Shuja Nawaz Election fever in Pakistan and pre-election fever in Iran, Afghanistan, and India will create a muddled and slow-moving process of regional integration. Weak coalition governments in India and Pakistan and a weakening government in Kabul do not bode well for peace and stability. Expect no major trade breakthroughs but a creeping progress toward opening borders and visa regimes that will allow bureaucrats to control things while their political masters struggle to maintain themselves in power. Heightened US drone activity will continue into 2014. And India and Pakistan risk a conflagration provoked by militant attacks across the border. The key words will be: crisis stability control. 

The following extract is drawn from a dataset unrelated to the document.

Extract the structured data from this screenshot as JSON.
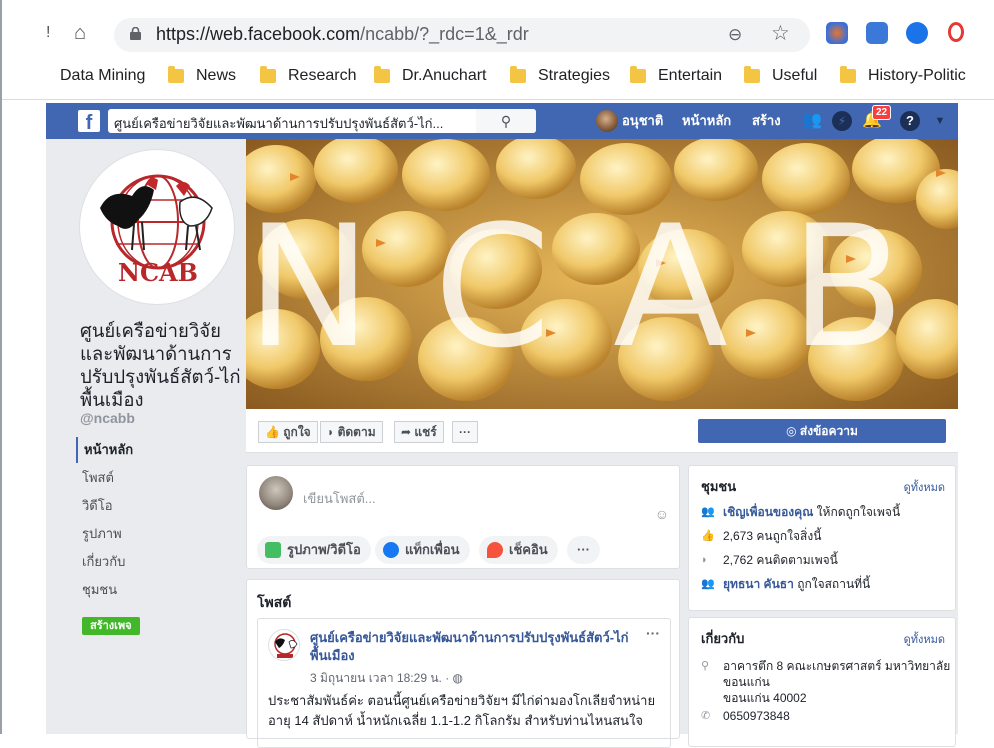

Barbara Slavin As I predicted accurately regarding 2012, there will be no war with Iran in 2013 and there is a 20 percent chance for an agreement that will make it more difficult for Iran to build nuclear weapons. The US and Iran will establish a secure back channel for talks on a wider range of issues including Afghanistan, Iraq and Syria. Iran will get a new president who knows how to behave in polite company. Syrian rebels will assume control over more and more territory and launch successive attempts to seize Damascus. The King of Saudi Arabia will die.

Moeed Yusuf Around this time last year, U.S.-Pakistan relations had reached their nadir in the wake of the Salala tragedy. Today, things are seemingly on the up. The challenge last year was not to become too despondent when looking ahead; this time, it is to avoid getting carried away with the positive vibes emanating from Washington and Islamabad. I would not dismiss the very real, underlying disconnects that remain intact and may hold back progress between Pakistan and the U.S. over the coming year.

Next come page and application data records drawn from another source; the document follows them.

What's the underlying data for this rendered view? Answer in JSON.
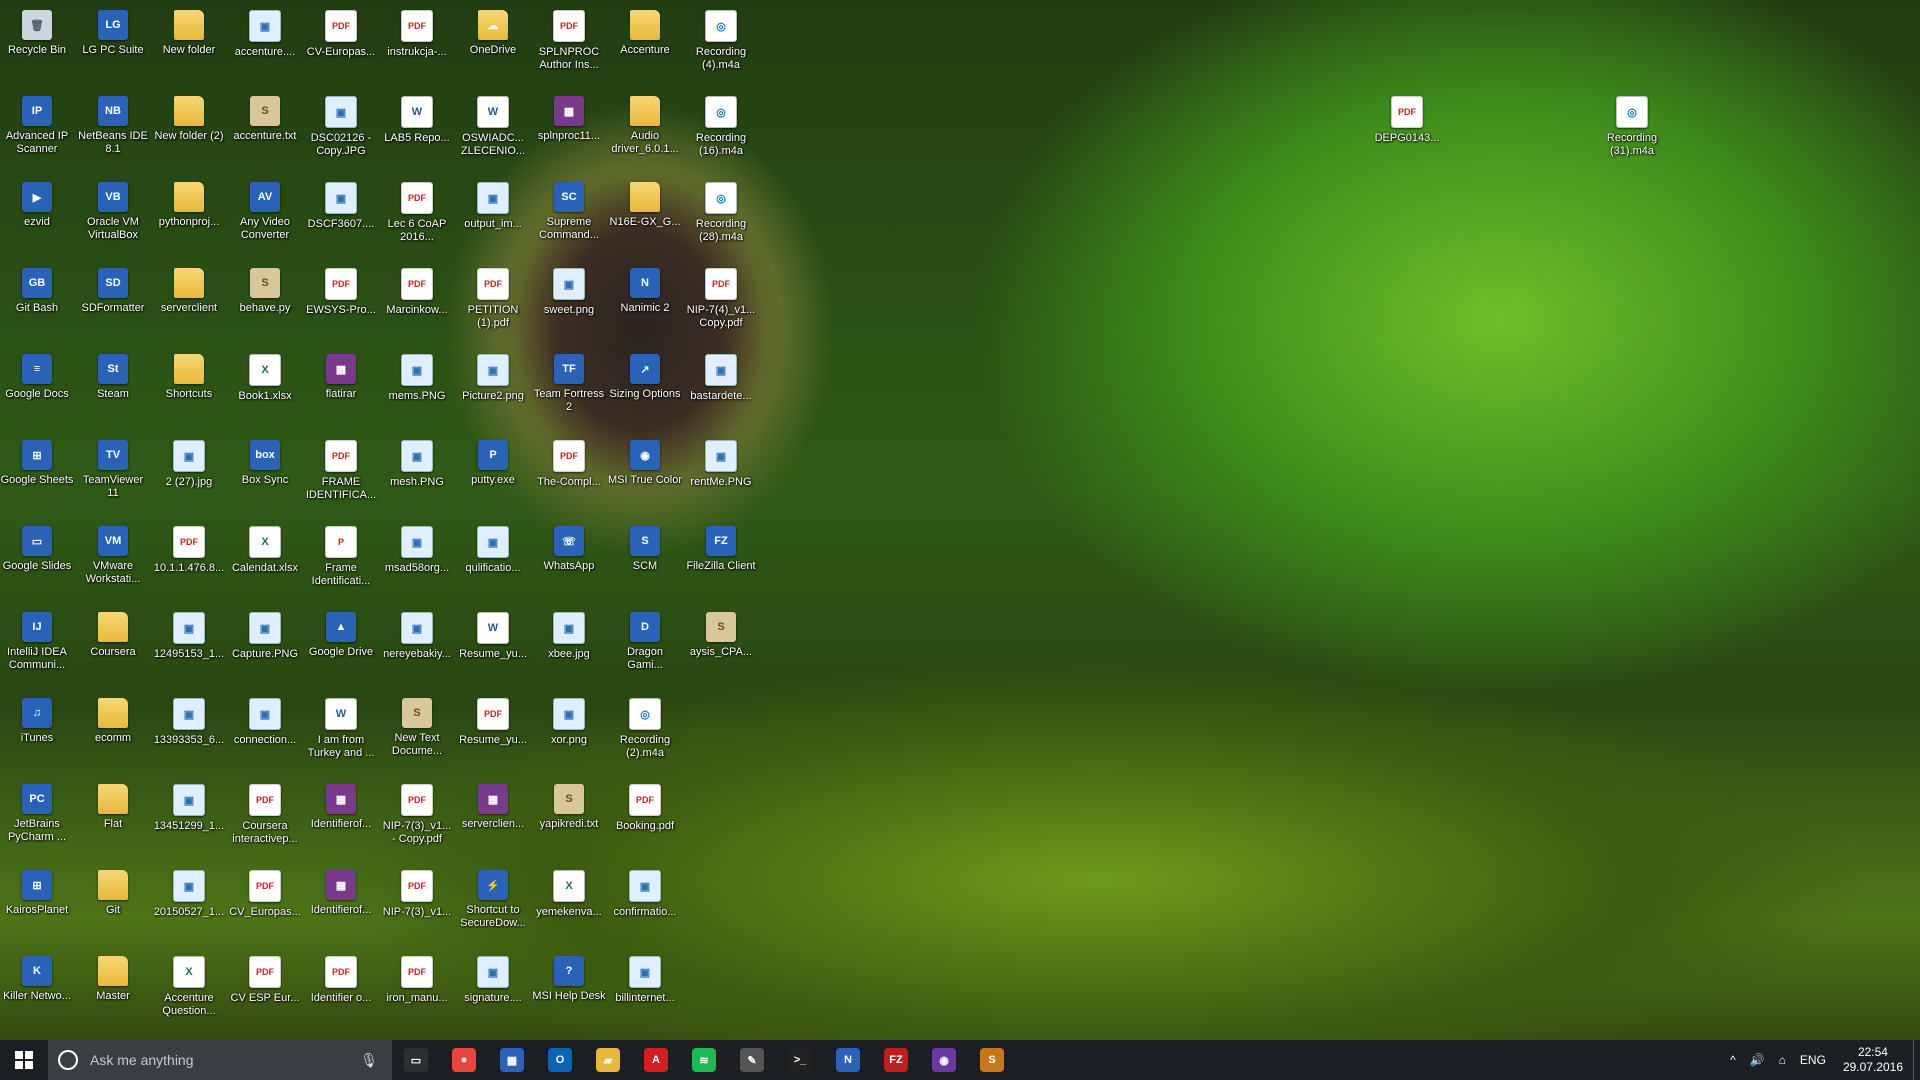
{
  "desktop": {
    "icons": [
      [
        "Recycle Bin",
        "bin",
        "🗑"
      ],
      [
        "LG PC Suite",
        "app",
        "LG"
      ],
      [
        "New folder",
        "folder",
        ""
      ],
      [
        "accenture....",
        "img",
        "▣"
      ],
      [
        "CV-Europas...",
        "pdf",
        "PDF"
      ],
      [
        "instrukcja-...",
        "pdf",
        "PDF"
      ],
      [
        "OneDrive",
        "folder",
        "☁"
      ],
      [
        "SPLNPROC Author Ins...",
        "pdf",
        "PDF"
      ],
      [
        "Accenture",
        "folder",
        ""
      ],
      [
        "Recording (4).m4a",
        "rec",
        "◎"
      ],
      [
        "Advanced IP Scanner",
        "app",
        "IP"
      ],
      [
        "NetBeans IDE 8.1",
        "app",
        "NB"
      ],
      [
        "New folder (2)",
        "folder",
        ""
      ],
      [
        "accenture.txt",
        "txt",
        "S"
      ],
      [
        "DSC02126 - Copy.JPG",
        "img",
        "▣"
      ],
      [
        "LAB5 Repo...",
        "doc",
        "W"
      ],
      [
        "OSWIADC... ZLECENIO...",
        "doc",
        "W"
      ],
      [
        "splnproc11...",
        "rar",
        "▦"
      ],
      [
        "Audio driver_6.0.1...",
        "folder",
        ""
      ],
      [
        "Recording (16).m4a",
        "rec",
        "◎"
      ],
      [
        "ezvid",
        "app",
        "▶"
      ],
      [
        "Oracle VM VirtualBox",
        "app",
        "VB"
      ],
      [
        "pythonproj...",
        "folder",
        ""
      ],
      [
        "Any Video Converter",
        "app",
        "AV"
      ],
      [
        "DSCF3607....",
        "img",
        "▣"
      ],
      [
        "Lec 6 CoAP 2016...",
        "pdf",
        "PDF"
      ],
      [
        "output_im...",
        "img",
        "▣"
      ],
      [
        "Supreme Command...",
        "app",
        "SC"
      ],
      [
        "N16E-GX_G...",
        "folder",
        ""
      ],
      [
        "Recording (28).m4a",
        "rec",
        "◎"
      ],
      [
        "Git Bash",
        "app",
        "GB"
      ],
      [
        "SDFormatter",
        "app",
        "SD"
      ],
      [
        "serverclient",
        "folder",
        ""
      ],
      [
        "behave.py",
        "txt",
        "S"
      ],
      [
        "EWSYS-Pro...",
        "pdf",
        "PDF"
      ],
      [
        "Marcinkow...",
        "pdf",
        "PDF"
      ],
      [
        "PETITION (1).pdf",
        "pdf",
        "PDF"
      ],
      [
        "sweet.png",
        "img",
        "▣"
      ],
      [
        "Nanimic 2",
        "app",
        "N"
      ],
      [
        "NIP-7(4)_v1... Copy.pdf",
        "pdf",
        "PDF"
      ],
      [
        "Google Docs",
        "app",
        "≡"
      ],
      [
        "Steam",
        "app",
        "St"
      ],
      [
        "Shortcuts",
        "folder",
        ""
      ],
      [
        "Book1.xlsx",
        "xls",
        "X"
      ],
      [
        "flatirar",
        "rar",
        "▦"
      ],
      [
        "mems.PNG",
        "img",
        "▣"
      ],
      [
        "Picture2.png",
        "img",
        "▣"
      ],
      [
        "Team Fortress 2",
        "app",
        "TF"
      ],
      [
        "Sizing Options",
        "app",
        "↗"
      ],
      [
        "bastardete...",
        "img",
        "▣"
      ],
      [
        "Google Sheets",
        "app",
        "⊞"
      ],
      [
        "TeamViewer 11",
        "app",
        "TV"
      ],
      [
        "2 (27).jpg",
        "img",
        "▣"
      ],
      [
        "Box Sync",
        "app",
        "box"
      ],
      [
        "FRAME IDENTIFICA...",
        "pdf",
        "PDF"
      ],
      [
        "mesh.PNG",
        "img",
        "▣"
      ],
      [
        "putty.exe",
        "app",
        "P"
      ],
      [
        "The-Compl...",
        "pdf",
        "PDF"
      ],
      [
        "MSI True Color",
        "app",
        "◉"
      ],
      [
        "rentMe.PNG",
        "img",
        "▣"
      ],
      [
        "Google Slides",
        "app",
        "▭"
      ],
      [
        "VMware Workstati...",
        "app",
        "VM"
      ],
      [
        "10.1.1.476.8...",
        "pdf",
        "PDF"
      ],
      [
        "Calendat.xlsx",
        "xls",
        "X"
      ],
      [
        "Frame Identificati...",
        "pdf",
        "P"
      ],
      [
        "msad58org...",
        "img",
        "▣"
      ],
      [
        "qulificatio...",
        "img",
        "▣"
      ],
      [
        "WhatsApp",
        "app",
        "☏"
      ],
      [
        "SCM",
        "app",
        "S"
      ],
      [
        "FileZilla Client",
        "app",
        "FZ"
      ],
      [
        "IntelliJ IDEA Communi...",
        "app",
        "IJ"
      ],
      [
        "Coursera",
        "folder",
        ""
      ],
      [
        "12495153_1...",
        "img",
        "▣"
      ],
      [
        "Capture.PNG",
        "img",
        "▣"
      ],
      [
        "Google Drive",
        "app",
        "▲"
      ],
      [
        "nereyebakiy...",
        "img",
        "▣"
      ],
      [
        "Resume_yu...",
        "doc",
        "W"
      ],
      [
        "xbee.jpg",
        "img",
        "▣"
      ],
      [
        "Dragon Gami...",
        "app",
        "D"
      ],
      [
        "aysis_CPA...",
        "txt",
        "S"
      ],
      [
        "iTunes",
        "app",
        "♫"
      ],
      [
        "ecomm",
        "folder",
        ""
      ],
      [
        "13393353_6...",
        "img",
        "▣"
      ],
      [
        "connection...",
        "img",
        "▣"
      ],
      [
        "I am from Turkey and ...",
        "doc",
        "W"
      ],
      [
        "New Text Docume...",
        "txt",
        "S"
      ],
      [
        "Resume_yu...",
        "pdf",
        "PDF"
      ],
      [
        "xor.png",
        "img",
        "▣"
      ],
      [
        "Recording (2).m4a",
        "rec",
        "◎"
      ],
      [
        "JetBrains PyCharm ...",
        "app",
        "PC"
      ],
      [
        "Flat",
        "folder",
        ""
      ],
      [
        "13451299_1...",
        "img",
        "▣"
      ],
      [
        "Coursera interactivep...",
        "pdf",
        "PDF"
      ],
      [
        "Identifierof...",
        "rar",
        "▦"
      ],
      [
        "NIP-7(3)_v1... - Copy.pdf",
        "pdf",
        "PDF"
      ],
      [
        "serverclien...",
        "rar",
        "▦"
      ],
      [
        "yapikredi.txt",
        "txt",
        "S"
      ],
      [
        "Booking.pdf",
        "pdf",
        "PDF"
      ],
      [
        "KairosPlanet",
        "app",
        "⊞"
      ],
      [
        "Git",
        "folder",
        ""
      ],
      [
        "20150527_1...",
        "img",
        "▣"
      ],
      [
        "CV_Europas...",
        "pdf",
        "PDF"
      ],
      [
        "Identifierof...",
        "rar",
        "▦"
      ],
      [
        "NIP-7(3)_v1...",
        "pdf",
        "PDF"
      ],
      [
        "Shortcut to SecureDow...",
        "app",
        "⚡"
      ],
      [
        "yemekenva...",
        "xls",
        "X"
      ],
      [
        "confirmatio...",
        "img",
        "▣"
      ],
      [
        "Killer Netwo...",
        "app",
        "K"
      ],
      [
        "Master",
        "folder",
        ""
      ],
      [
        "Accenture Question...",
        "xls",
        "X"
      ],
      [
        "CV ESP Eur...",
        "pdf",
        "PDF"
      ],
      [
        "Identifier o...",
        "pdf",
        "PDF"
      ],
      [
        "iron_manu...",
        "pdf",
        "PDF"
      ],
      [
        "signature....",
        "img",
        "▣"
      ],
      [
        "MSI Help Desk",
        "app",
        "?"
      ],
      [
        "billinternet...",
        "img",
        "▣"
      ],
      [
        "DEPG0143...",
        "pdf",
        "PDF"
      ],
      [
        "Recording (31).m4a",
        "rec",
        "◎"
      ]
    ]
  },
  "taskbar": {
    "search_placeholder": "Ask me anything",
    "apps": [
      [
        "task-view",
        "#2b2f35",
        "▭"
      ],
      [
        "chrome",
        "#e8453c",
        "●"
      ],
      [
        "store",
        "#2a62b8",
        "▦"
      ],
      [
        "outlook",
        "#0a64b4",
        "O"
      ],
      [
        "explorer",
        "#e9b83a",
        "▰"
      ],
      [
        "acrobat",
        "#d21f1f",
        "A"
      ],
      [
        "spotify",
        "#1db954",
        "≋"
      ],
      [
        "paint",
        "#555",
        "✎"
      ],
      [
        "cmd",
        "#222",
        ">_"
      ],
      [
        "nanimic",
        "#2a62b8",
        "N"
      ],
      [
        "filezilla",
        "#bf1e1e",
        "FZ"
      ],
      [
        "truecolor",
        "#6a3aa0",
        "◉"
      ],
      [
        "sublime",
        "#c9761a",
        "S"
      ]
    ],
    "tray": {
      "chevron": "^",
      "volume": "🔊",
      "network": "⌂",
      "lang": "ENG",
      "time": "22:54",
      "date": "29.07.2016"
    }
  }
}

There are two polar opposite paths that the Pakistan-U.S. relationship can take – the key variable: developments in Afghanistan. Should the current efforts to get Afghan reconciliation going – with Pakistan having a central role in the process – deliver in terms of progress towards some sort of political deal in Kabul, one can expect to see positive knock off effects on Pakistan-U.S. relations. Both sides may find reason to curb their tendency of public rebuke; this in turn, may cool down the negative perceptions key institutions on both sides hold for the other side. Such a development is critical if bilateral ties have to be reset in a positive manner post-2014.

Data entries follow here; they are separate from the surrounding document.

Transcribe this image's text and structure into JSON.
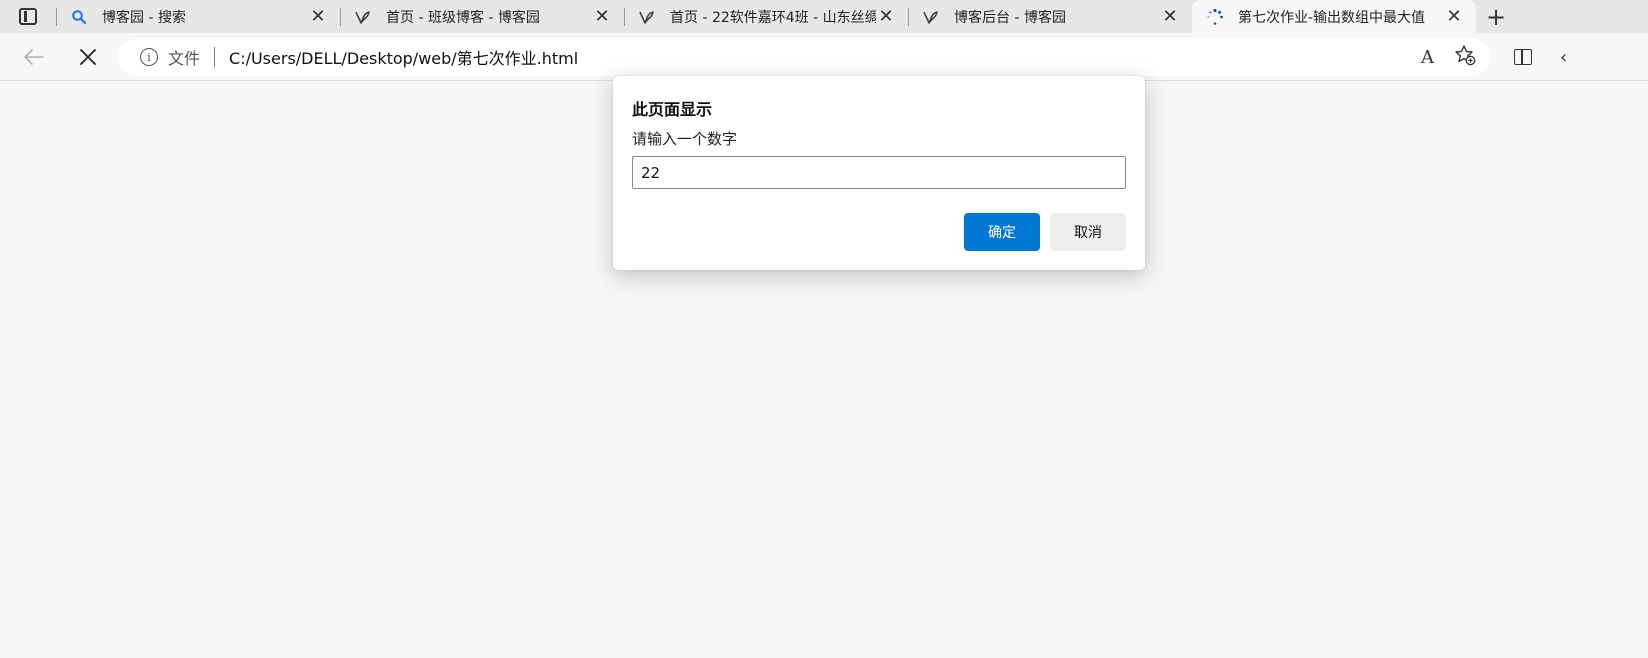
{
  "tabs": [
    {
      "title": "博客园 - 搜索",
      "icon": "search-favicon-icon",
      "active": false
    },
    {
      "title": "首页 - 班级博客 - 博客园",
      "icon": "cnblogs-favicon-icon",
      "active": false
    },
    {
      "title": "首页 - 22软件嘉环4班 - 山东丝绸",
      "icon": "cnblogs-favicon-icon",
      "active": false
    },
    {
      "title": "博客后台 - 博客园",
      "icon": "cnblogs-favicon-icon",
      "active": false
    },
    {
      "title": "第七次作业-输出数组中最大值",
      "icon": "loading-spinner-icon",
      "active": true
    }
  ],
  "toolbar": {
    "site_label": "文件",
    "url": "C:/Users/DELL/Desktop/web/第七次作业.html",
    "read_aloud_glyph": "A",
    "more_glyph": "‹"
  },
  "dialog": {
    "title": "此页面显示",
    "message": "请输入一个数字",
    "input_value": "22",
    "ok_label": "确定",
    "cancel_label": "取消"
  },
  "colors": {
    "accent": "#0078d4",
    "page_background": "#f7f7f7",
    "tabstrip_background": "#e7e7e7"
  }
}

Quite to the contrary, despite efforts by Islamabad, Kabul, and Washington, we may find that initiatives to further the Afghan reconciliation agenda prove too little too late. The negotiation process may collapse; and Afghanistan may find it difficult to keep the progress it has made over the past decade intact. If so, we should expect a U.S.-Pakistan blame game all over again as they point to each other as the source of the failure. “Containment” of Pakistan may become the name of the game in Washington just as Pakistan’s already-ill informed narrative on Washington hardens further.